Friday found me at the District Office with the entire middle school English team where we learned about writing and the Common Core. I've received a lot of great strategies from our presenter, Julie Adams, and my students will benefit immensely. With the guest teacher, my English classes took a look at "commonly confused words" and made posters to present to their classmates, helping everyone understand how to decide which word to use. My AVID class created posters to present as well, but their focus was the topics covered in AVID so far and the value of those topics.

Don't forget to be awesome!!!
Kevin Laffin

Wednesday, September 9, 2015

Week 2: Better Late Than Never (Week of 9/4/2015)

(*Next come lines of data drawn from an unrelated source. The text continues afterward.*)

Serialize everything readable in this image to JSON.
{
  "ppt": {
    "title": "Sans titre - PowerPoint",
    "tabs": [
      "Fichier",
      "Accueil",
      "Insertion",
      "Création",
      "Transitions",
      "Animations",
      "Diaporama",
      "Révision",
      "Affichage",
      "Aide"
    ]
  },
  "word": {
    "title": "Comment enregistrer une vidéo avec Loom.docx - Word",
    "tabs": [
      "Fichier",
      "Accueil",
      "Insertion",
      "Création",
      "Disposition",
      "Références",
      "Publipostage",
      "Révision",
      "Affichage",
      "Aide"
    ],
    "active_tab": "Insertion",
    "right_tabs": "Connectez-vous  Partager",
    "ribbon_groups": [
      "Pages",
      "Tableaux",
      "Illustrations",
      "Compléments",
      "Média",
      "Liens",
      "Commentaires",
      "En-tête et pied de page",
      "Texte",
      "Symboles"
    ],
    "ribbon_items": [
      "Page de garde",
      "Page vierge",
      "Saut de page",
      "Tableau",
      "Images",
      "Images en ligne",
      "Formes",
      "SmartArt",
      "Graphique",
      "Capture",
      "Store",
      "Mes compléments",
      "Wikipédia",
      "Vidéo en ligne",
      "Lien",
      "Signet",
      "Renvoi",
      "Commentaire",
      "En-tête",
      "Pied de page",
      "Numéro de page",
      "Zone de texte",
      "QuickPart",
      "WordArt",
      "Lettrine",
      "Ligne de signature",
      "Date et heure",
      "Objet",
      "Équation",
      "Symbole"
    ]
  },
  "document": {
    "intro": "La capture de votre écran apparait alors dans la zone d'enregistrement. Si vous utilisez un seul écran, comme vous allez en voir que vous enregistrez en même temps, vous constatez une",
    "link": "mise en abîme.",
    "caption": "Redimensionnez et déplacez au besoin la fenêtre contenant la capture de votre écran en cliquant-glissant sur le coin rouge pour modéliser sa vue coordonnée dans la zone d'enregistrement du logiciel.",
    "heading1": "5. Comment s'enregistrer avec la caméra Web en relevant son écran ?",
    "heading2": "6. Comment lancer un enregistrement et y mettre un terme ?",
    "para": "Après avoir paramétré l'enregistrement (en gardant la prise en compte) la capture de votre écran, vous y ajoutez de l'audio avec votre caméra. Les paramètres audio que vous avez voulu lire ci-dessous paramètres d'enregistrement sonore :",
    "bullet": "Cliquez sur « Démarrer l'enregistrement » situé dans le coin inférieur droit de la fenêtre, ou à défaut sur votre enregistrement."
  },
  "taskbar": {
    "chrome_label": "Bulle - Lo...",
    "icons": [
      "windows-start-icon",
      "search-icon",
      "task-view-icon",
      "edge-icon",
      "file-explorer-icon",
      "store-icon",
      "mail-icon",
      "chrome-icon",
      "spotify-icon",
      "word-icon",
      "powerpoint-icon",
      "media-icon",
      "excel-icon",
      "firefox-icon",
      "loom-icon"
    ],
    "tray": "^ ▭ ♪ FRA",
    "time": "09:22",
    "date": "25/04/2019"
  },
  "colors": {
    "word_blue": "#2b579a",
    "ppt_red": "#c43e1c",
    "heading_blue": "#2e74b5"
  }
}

Many apologies for the late blog post. Friday ended quickly and I moved this weekend so internet was nonexistent. But... we're back!!!

My AVID class was issued a challenge, to SLANT in each class (sit up/in front, lean forward, ask good questions, nod their head, talk to their teacher). They did an amazing job and helped each other reach their goal! We also started learning how to take Cornell Notes and are getting ready for our first binder check (organization is key). I've been really impressed with our conversations in class and am so proud of my amazing students!!!

In English, we began learning about the elements and structure of nonfiction. Through a Prezi (created by someone else and edited by me to fit the needs of my class), we learned that the parts of nonfiction can help us understand what we're reading before we even read the entire text. For example, we learned that titles and headings provide a brief, sometimes vague, synopsis or summary of the chapter. Pictures and captions can make math, history, and science come alive by providing examples. Footnotes and sidebars can help add information to the text when it wouldn't make sense inside the actual text. Admittedly, the week was a bit note heavy but we had some "brain breaks" built into our lessons to break up the monotony and give our hands a break. I really like getting my students talking about their information and going over it with classmates. The more they talk about what they learned, the more likely it is that they'll remember it for later. My English classes were troopers as we headed into our nonfiction quiz and I know that they rocked the quiz!

Don't forget to be awesome!!!
Kevin Laffin